ASSIGNMENT:
Throughout the entries below, report every line where "text" is found.

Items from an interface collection
——

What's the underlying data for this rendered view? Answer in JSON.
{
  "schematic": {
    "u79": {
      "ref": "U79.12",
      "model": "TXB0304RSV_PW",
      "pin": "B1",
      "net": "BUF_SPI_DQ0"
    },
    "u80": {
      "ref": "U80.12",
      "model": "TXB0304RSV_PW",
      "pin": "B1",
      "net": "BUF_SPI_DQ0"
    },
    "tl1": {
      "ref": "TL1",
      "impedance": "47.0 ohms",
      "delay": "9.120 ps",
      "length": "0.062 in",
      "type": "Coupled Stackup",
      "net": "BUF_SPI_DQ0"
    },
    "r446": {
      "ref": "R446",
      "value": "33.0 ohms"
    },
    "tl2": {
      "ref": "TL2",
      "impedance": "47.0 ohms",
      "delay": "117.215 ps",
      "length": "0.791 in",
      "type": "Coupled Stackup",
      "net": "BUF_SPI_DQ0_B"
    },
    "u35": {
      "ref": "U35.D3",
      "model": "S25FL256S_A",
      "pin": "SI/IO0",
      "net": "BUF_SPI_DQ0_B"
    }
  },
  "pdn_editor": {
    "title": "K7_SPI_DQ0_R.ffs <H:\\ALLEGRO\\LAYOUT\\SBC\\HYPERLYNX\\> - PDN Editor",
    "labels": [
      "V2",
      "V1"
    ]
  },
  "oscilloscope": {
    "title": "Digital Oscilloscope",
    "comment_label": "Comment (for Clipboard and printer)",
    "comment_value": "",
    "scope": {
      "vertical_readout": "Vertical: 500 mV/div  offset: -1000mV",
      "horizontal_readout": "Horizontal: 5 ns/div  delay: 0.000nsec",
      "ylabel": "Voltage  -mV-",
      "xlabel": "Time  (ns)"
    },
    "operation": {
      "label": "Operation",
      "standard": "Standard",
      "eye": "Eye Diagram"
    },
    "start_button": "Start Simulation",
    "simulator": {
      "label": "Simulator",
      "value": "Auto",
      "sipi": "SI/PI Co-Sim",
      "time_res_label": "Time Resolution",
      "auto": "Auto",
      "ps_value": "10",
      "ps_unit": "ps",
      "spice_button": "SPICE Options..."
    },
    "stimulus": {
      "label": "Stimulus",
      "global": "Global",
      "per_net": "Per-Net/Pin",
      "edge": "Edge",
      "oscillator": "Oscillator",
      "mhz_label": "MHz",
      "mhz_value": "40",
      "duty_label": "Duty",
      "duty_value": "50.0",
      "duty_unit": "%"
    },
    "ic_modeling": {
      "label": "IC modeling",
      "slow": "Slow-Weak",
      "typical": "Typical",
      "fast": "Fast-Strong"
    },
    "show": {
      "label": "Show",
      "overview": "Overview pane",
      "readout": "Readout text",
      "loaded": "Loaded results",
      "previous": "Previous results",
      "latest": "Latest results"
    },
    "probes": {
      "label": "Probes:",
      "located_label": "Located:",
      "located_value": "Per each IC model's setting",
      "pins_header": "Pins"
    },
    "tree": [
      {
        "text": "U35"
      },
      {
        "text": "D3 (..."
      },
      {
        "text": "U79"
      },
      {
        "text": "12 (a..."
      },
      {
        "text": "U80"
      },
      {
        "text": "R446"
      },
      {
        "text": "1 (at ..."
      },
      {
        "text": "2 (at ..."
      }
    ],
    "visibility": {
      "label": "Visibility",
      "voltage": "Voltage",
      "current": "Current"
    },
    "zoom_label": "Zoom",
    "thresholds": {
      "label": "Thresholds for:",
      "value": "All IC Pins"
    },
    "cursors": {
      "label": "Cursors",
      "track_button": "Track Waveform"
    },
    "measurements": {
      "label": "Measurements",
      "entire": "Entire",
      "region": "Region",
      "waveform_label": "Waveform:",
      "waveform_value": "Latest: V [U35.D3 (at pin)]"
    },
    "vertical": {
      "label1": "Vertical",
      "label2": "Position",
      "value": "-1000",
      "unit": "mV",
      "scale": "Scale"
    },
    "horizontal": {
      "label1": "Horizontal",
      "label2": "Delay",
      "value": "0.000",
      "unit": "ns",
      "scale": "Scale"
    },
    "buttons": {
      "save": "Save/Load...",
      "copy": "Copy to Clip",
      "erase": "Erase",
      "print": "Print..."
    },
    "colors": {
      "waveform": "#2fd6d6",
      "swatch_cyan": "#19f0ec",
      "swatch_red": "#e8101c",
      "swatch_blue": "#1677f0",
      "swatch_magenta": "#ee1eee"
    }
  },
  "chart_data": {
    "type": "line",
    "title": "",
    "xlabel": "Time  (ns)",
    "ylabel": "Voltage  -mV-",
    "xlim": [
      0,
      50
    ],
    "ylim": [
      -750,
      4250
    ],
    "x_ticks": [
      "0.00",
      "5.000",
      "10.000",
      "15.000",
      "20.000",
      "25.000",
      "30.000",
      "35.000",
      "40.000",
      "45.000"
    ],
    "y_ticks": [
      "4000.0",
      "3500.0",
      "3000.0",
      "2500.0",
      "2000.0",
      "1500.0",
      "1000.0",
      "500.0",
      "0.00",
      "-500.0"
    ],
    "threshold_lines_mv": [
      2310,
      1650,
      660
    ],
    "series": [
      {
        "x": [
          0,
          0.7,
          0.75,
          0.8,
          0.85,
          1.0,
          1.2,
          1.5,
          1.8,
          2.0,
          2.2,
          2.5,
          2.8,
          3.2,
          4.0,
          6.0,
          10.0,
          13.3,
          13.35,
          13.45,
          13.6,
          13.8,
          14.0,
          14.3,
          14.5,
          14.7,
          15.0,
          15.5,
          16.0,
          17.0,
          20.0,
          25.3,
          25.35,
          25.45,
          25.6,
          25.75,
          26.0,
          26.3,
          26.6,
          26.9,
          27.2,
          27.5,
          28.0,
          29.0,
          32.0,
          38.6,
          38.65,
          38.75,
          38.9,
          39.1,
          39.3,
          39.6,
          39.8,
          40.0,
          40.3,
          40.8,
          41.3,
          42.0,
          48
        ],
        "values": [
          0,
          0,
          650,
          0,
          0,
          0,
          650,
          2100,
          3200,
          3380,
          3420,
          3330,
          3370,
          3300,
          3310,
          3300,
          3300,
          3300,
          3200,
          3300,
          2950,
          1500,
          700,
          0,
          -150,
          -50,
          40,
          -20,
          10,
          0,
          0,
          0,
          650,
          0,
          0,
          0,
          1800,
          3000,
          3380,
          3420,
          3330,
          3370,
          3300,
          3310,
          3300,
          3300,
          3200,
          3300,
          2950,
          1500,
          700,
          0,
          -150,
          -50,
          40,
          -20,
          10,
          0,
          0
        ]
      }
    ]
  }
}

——

COMPLETED TASK:
      "readout": "Readout text",
        "text": "U35"
        "text": "D3 (..."
        "text": "U79"
        "text": "12 (a..."
        "text": "U80"
        "text": "R446"
        "text": "1 (at ..."
        "text": "2 (at ..."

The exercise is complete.